Word for word, restate the records that appear below.

-*-*-

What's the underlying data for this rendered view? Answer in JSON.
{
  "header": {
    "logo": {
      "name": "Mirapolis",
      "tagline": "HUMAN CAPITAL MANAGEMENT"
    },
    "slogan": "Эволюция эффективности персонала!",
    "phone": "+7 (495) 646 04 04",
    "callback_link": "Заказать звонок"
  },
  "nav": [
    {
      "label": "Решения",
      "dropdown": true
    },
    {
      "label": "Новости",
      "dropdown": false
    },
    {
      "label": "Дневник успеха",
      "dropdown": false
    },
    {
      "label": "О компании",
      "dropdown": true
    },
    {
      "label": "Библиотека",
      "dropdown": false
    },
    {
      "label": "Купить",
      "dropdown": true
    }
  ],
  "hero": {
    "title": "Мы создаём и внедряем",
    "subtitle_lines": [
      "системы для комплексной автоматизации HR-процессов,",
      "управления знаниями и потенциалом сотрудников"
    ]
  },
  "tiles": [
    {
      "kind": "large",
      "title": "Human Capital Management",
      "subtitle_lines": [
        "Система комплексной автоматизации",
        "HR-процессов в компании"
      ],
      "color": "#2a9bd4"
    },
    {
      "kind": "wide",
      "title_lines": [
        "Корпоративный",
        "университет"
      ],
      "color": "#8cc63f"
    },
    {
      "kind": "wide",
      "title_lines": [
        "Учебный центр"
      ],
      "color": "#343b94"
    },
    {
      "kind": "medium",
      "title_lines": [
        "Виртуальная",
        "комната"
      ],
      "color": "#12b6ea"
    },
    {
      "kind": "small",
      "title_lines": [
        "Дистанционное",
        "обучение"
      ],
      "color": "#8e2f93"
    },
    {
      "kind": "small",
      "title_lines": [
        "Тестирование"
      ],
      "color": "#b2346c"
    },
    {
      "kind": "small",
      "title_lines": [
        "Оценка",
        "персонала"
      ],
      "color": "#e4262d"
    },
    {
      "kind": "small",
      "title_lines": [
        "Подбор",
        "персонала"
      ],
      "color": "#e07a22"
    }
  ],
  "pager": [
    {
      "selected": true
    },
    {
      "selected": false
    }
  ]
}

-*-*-

SOLUTION →
What's the underlying data for this rendered view? Answer in JSON.
{
  "header": {
    "logo": {
      "name": "Mirapolis",
      "tagline": "HUMAN CAPITAL MANAGEMENT"
    },
    "slogan": "Эволюция эффективности персонала!",
    "phone": "+7 (495) 646 04 04",
    "callback_link": "Заказать звонок"
  },
  "nav": [
    {
      "label": "Решения",
      "dropdown": true
    },
    {
      "label": "Новости",
      "dropdown": false
    },
    {
      "label": "Дневник успеха",
      "dropdown": false
    },
    {
      "label": "О компании",
      "dropdown": true
    },
    {
      "label": "Библиотека",
      "dropdown": false
    },
    {
      "label": "Купить",
      "dropdown": true
    }
  ],
  "hero": {
    "title": "Мы создаём и внедряем",
    "subtitle_lines": [
      "системы для комплексной автоматизации HR-процессов,",
      "управления знаниями и потенциалом сотрудников"
    ]
  },
  "tiles": [
    {
      "kind": "large",
      "title": "Human Capital Management",
      "subtitle_lines": [
        "Система комплексной автоматизации",
        "HR-процессов в компании"
      ],
      "color": "#2a9bd4"
    },
    {
      "kind": "wide",
      "title_lines": [
        "Корпоративный",
        "университет"
      ],
      "color": "#8cc63f"
    },
    {
      "kind": "wide",
      "title_lines": [
        "Учебный центр"
      ],
      "color": "#343b94"
    },
    {
      "kind": "medium",
      "title_lines": [
        "Виртуальная",
        "комната"
      ],
      "color": "#12b6ea"
    },
    {
      "kind": "small",
      "title_lines": [
        "Дистанционное",
        "обучение"
      ],
      "color": "#8e2f93"
    },
    {
      "kind": "small",
      "title_lines": [
        "Тестирование"
      ],
      "color": "#b2346c"
    },
    {
      "kind": "small",
      "title_lines": [
        "Оценка",
        "персонала"
      ],
      "color": "#e4262d"
    },
    {
      "kind": "small",
      "title_lines": [
        "Подбор",
        "персонала"
      ],
      "color": "#e07a22"
    }
  ],
  "pager": [
    {
      "selected": true
    },
    {
      "selected": false
    }
  ]
}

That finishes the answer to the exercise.